Task goal >> Working through the lines below, return each one that holds "data".
▼
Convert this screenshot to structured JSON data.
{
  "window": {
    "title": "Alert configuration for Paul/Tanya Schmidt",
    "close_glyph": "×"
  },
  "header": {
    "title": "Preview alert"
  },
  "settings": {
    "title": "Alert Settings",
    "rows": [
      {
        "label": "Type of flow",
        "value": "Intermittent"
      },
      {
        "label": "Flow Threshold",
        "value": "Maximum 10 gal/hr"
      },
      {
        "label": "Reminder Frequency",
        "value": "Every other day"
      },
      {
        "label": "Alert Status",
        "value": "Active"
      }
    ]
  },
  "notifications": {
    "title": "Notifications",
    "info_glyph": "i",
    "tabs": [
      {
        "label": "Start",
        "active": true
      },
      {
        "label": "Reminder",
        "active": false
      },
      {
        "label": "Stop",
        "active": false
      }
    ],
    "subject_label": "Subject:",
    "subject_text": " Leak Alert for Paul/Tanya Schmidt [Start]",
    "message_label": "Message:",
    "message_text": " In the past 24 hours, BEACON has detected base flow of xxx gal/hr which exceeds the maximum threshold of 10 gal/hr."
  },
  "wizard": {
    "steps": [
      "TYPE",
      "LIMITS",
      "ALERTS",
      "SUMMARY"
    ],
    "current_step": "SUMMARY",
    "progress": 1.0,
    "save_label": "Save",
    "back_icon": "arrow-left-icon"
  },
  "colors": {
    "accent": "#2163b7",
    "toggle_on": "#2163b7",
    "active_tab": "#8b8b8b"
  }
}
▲
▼
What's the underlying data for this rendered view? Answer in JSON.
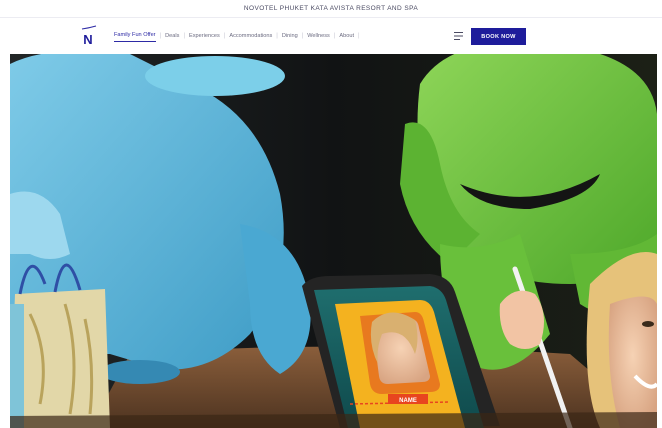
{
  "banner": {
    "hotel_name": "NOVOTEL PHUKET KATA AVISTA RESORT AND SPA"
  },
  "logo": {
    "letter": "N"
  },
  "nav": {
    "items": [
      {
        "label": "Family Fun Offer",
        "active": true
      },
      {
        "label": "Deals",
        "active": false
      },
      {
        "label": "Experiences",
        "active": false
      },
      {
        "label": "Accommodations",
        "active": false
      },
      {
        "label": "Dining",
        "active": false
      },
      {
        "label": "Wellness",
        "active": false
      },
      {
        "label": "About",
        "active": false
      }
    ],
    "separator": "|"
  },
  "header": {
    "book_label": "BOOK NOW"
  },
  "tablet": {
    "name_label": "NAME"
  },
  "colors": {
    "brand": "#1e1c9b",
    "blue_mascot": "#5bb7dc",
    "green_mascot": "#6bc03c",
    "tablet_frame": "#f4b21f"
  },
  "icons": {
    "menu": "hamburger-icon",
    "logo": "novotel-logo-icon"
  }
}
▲
Task solution >>
Convert this screenshot to structured JSON data.
What's the underlying data for this rendered view? Answer in JSON.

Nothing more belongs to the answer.